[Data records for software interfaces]
___
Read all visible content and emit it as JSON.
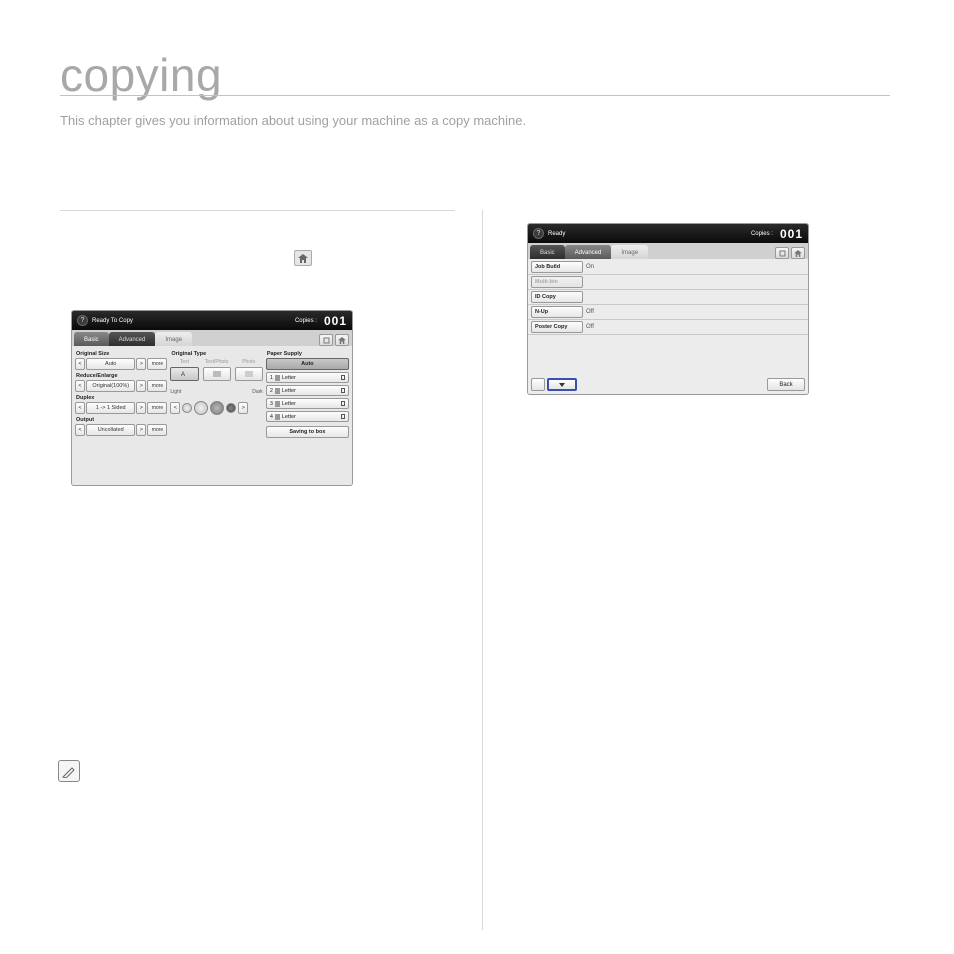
{
  "page": {
    "title": "copying",
    "subtitle": "This chapter gives you information about using your machine as a copy machine."
  },
  "screen1": {
    "header": {
      "status": "Ready To Copy",
      "copies_label": "Copies :",
      "copies": "001"
    },
    "tabs": [
      "Basic",
      "Advanced",
      "Image"
    ],
    "left": {
      "original_size": {
        "label": "Original Size",
        "value": "Auto",
        "more": "more"
      },
      "reduce_enlarge": {
        "label": "Reduce/Enlarge",
        "value": "Original(100%)",
        "more": "more"
      },
      "duplex": {
        "label": "Duplex",
        "value": "1 -> 1 Sided",
        "more": "more"
      },
      "output": {
        "label": "Output",
        "value": "Uncollated",
        "more": "more"
      }
    },
    "mid": {
      "original_type": {
        "label": "Original Type",
        "opts": [
          "Text",
          "Text/Photo",
          "Photo"
        ]
      },
      "darkness": {
        "light": "Light",
        "dark": "Dark"
      }
    },
    "right": {
      "paper_supply": "Paper Supply",
      "auto": "Auto",
      "trays": [
        "1",
        "2",
        "3",
        "4"
      ],
      "tray_label": "Letter",
      "save": "Saving to box"
    }
  },
  "screen2": {
    "header": {
      "status": "Ready",
      "copies_label": "Copies :",
      "copies": "001"
    },
    "tabs": [
      "Basic",
      "Advanced",
      "Image"
    ],
    "rows": [
      {
        "key": "Job Build",
        "val": "On"
      },
      {
        "key": "Multi-bin",
        "val": "",
        "dim": true
      },
      {
        "key": "ID Copy",
        "val": ""
      },
      {
        "key": "N-Up",
        "val": "Off"
      },
      {
        "key": "Poster Copy",
        "val": "Off"
      }
    ],
    "back": "Back"
  }
}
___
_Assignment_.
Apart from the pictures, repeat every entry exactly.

_Answer to this problem_.
Read all visible content and emit it as JSON.
{
  "page": {
    "title": "copying",
    "subtitle": "This chapter gives you information about using your machine as a copy machine."
  },
  "screen1": {
    "header": {
      "status": "Ready To Copy",
      "copies_label": "Copies :",
      "copies": "001"
    },
    "tabs": [
      "Basic",
      "Advanced",
      "Image"
    ],
    "left": {
      "original_size": {
        "label": "Original Size",
        "value": "Auto",
        "more": "more"
      },
      "reduce_enlarge": {
        "label": "Reduce/Enlarge",
        "value": "Original(100%)",
        "more": "more"
      },
      "duplex": {
        "label": "Duplex",
        "value": "1 -> 1 Sided",
        "more": "more"
      },
      "output": {
        "label": "Output",
        "value": "Uncollated",
        "more": "more"
      }
    },
    "mid": {
      "original_type": {
        "label": "Original Type",
        "opts": [
          "Text",
          "Text/Photo",
          "Photo"
        ]
      },
      "darkness": {
        "light": "Light",
        "dark": "Dark"
      }
    },
    "right": {
      "paper_supply": "Paper Supply",
      "auto": "Auto",
      "trays": [
        "1",
        "2",
        "3",
        "4"
      ],
      "tray_label": "Letter",
      "save": "Saving to box"
    }
  },
  "screen2": {
    "header": {
      "status": "Ready",
      "copies_label": "Copies :",
      "copies": "001"
    },
    "tabs": [
      "Basic",
      "Advanced",
      "Image"
    ],
    "rows": [
      {
        "key": "Job Build",
        "val": "On"
      },
      {
        "key": "Multi-bin",
        "val": "",
        "dim": true
      },
      {
        "key": "ID Copy",
        "val": ""
      },
      {
        "key": "N-Up",
        "val": "Off"
      },
      {
        "key": "Poster Copy",
        "val": "Off"
      }
    ],
    "back": "Back"
  }
}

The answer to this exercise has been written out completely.